:: Dataset entries ::

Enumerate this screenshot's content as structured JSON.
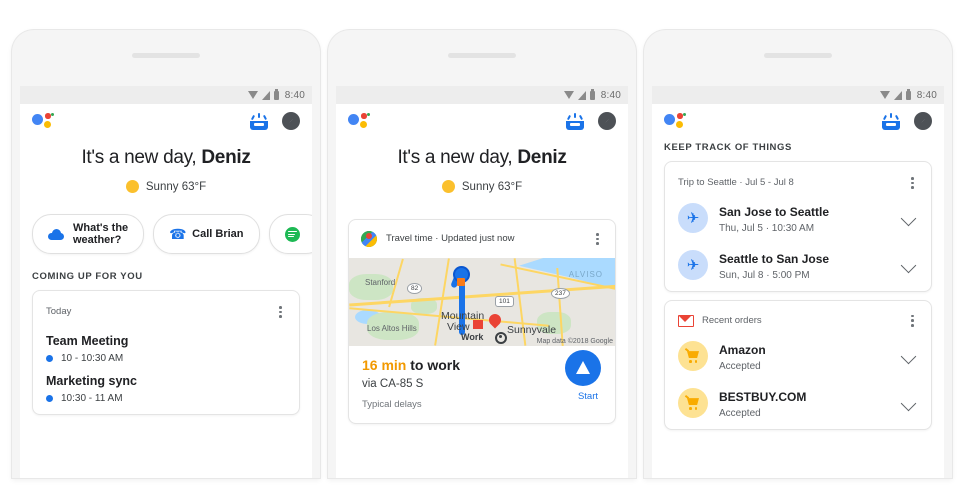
{
  "status_bar": {
    "time": "8:40",
    "icons": [
      "wifi-icon",
      "signal-icon",
      "battery-icon"
    ]
  },
  "app_bar": {
    "assistant_logo": "google-assistant-logo",
    "snapshot_icon": "snapshot-tray-icon",
    "explore_icon": "explore-compass-icon"
  },
  "phone1": {
    "greeting_prefix": "It's a new day, ",
    "greeting_name": "Deniz",
    "weather": "Sunny 63°F",
    "chips": [
      {
        "icon": "cloud-icon",
        "label": "What's the\nweather?",
        "line1": "What's the",
        "line2": "weather?"
      },
      {
        "icon": "phone-icon",
        "label": "Call Brian"
      },
      {
        "icon": "spotify-icon",
        "label": ""
      }
    ],
    "section_label": "COMING UP FOR YOU",
    "card": {
      "header": "Today",
      "menu": "more-options",
      "events": [
        {
          "title": "Team Meeting",
          "time": "10 - 10:30 AM"
        },
        {
          "title": "Marketing sync",
          "time": "10:30 - 11 AM"
        }
      ]
    }
  },
  "phone2": {
    "greeting_prefix": "It's a new day, ",
    "greeting_name": "Deniz",
    "weather": "Sunny 63°F",
    "travel_card": {
      "header": "Travel time · Updated just now",
      "header_icon": "google-maps-icon",
      "menu": "more-options",
      "map": {
        "labels": [
          "Stanford",
          "Los Altos Hills",
          "Mountain",
          "View",
          "Sunnyvale",
          "ALVISO",
          "Work"
        ],
        "shields": [
          "82",
          "101",
          "237"
        ],
        "attribution": "Map data ©2018 Google",
        "origin_marker": "origin-dot",
        "destination_marker": "destination-pin"
      },
      "duration": "16 min",
      "duration_suffix": " to work",
      "via": "via CA-85 S",
      "delays": "Typical delays",
      "start_label": "Start",
      "fab_icon": "navigation-arrow-icon"
    }
  },
  "phone3": {
    "section_label": "KEEP TRACK OF THINGS",
    "trip_card": {
      "header": "Trip to Seattle · Jul 5 - Jul 8",
      "menu": "more-options",
      "rows": [
        {
          "icon": "airplane-icon",
          "title": "San Jose to Seattle",
          "sub": "Thu, Jul 5 · 10:30 AM",
          "chevron": "chevron-down-icon"
        },
        {
          "icon": "airplane-icon",
          "title": "Seattle to San Jose",
          "sub": "Sun, Jul 8 · 5:00 PM",
          "chevron": "chevron-down-icon"
        }
      ]
    },
    "orders_card": {
      "header": "Recent orders",
      "header_icon": "gmail-icon",
      "menu": "more-options",
      "rows": [
        {
          "icon": "shopping-cart-icon",
          "title": "Amazon",
          "sub": "Accepted",
          "chevron": "chevron-down-icon"
        },
        {
          "icon": "shopping-cart-icon",
          "title": "BESTBUY.COM",
          "sub": "Accepted",
          "chevron": "chevron-down-icon"
        }
      ]
    }
  },
  "colors": {
    "blue": "#1a73e8",
    "red": "#ea4335",
    "yellow": "#fbbc04",
    "green": "#34a853",
    "orange": "#f29900",
    "text": "#202124",
    "subtext": "#5f6368"
  }
}
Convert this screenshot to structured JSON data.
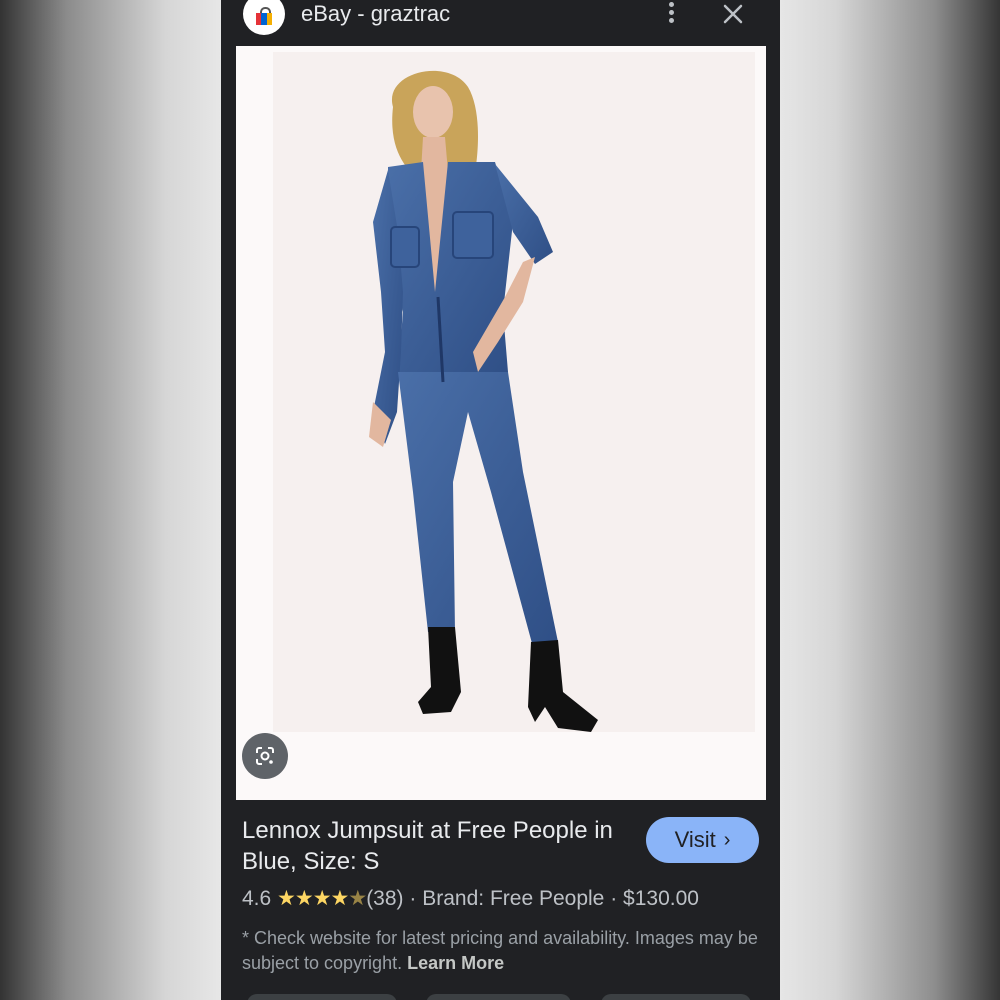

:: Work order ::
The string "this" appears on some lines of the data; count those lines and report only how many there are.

:: Response to the exercise ::
2